Content starts

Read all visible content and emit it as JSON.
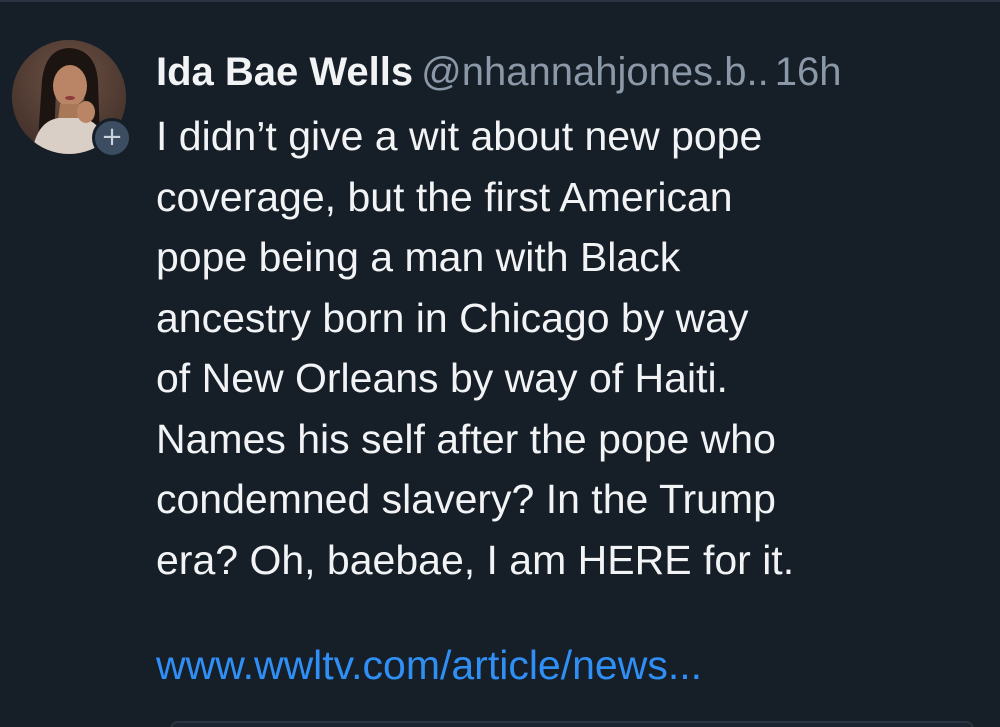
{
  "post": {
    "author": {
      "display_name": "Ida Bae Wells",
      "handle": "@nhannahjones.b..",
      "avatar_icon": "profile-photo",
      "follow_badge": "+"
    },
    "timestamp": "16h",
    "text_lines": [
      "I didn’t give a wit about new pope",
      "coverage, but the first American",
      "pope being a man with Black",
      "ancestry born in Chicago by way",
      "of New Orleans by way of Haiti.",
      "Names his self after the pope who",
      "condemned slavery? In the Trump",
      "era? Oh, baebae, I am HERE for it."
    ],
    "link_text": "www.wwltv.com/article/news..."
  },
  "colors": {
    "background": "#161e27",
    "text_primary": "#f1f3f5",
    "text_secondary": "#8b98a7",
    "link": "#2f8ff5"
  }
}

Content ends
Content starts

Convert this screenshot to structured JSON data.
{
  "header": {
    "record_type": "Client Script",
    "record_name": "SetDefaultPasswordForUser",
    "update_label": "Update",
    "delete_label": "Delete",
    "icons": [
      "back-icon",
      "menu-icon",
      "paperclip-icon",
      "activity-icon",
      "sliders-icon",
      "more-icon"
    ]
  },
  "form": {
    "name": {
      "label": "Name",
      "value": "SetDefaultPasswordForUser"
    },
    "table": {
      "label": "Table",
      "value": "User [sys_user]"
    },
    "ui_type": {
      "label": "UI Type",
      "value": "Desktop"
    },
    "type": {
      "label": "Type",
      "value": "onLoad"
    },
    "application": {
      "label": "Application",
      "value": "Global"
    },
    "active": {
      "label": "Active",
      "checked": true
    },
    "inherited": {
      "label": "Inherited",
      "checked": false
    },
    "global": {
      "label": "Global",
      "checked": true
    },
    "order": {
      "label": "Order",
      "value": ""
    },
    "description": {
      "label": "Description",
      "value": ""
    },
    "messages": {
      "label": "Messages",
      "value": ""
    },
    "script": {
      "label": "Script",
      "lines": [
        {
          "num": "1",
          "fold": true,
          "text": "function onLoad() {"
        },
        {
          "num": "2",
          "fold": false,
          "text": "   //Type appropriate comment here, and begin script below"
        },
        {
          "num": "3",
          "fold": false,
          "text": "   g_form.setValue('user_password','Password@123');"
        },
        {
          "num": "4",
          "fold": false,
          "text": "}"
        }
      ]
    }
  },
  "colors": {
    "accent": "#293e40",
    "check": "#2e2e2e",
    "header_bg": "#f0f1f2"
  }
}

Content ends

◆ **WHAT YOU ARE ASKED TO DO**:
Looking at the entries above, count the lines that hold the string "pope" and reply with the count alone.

◆ **EXERCISE OUTPUT**:
3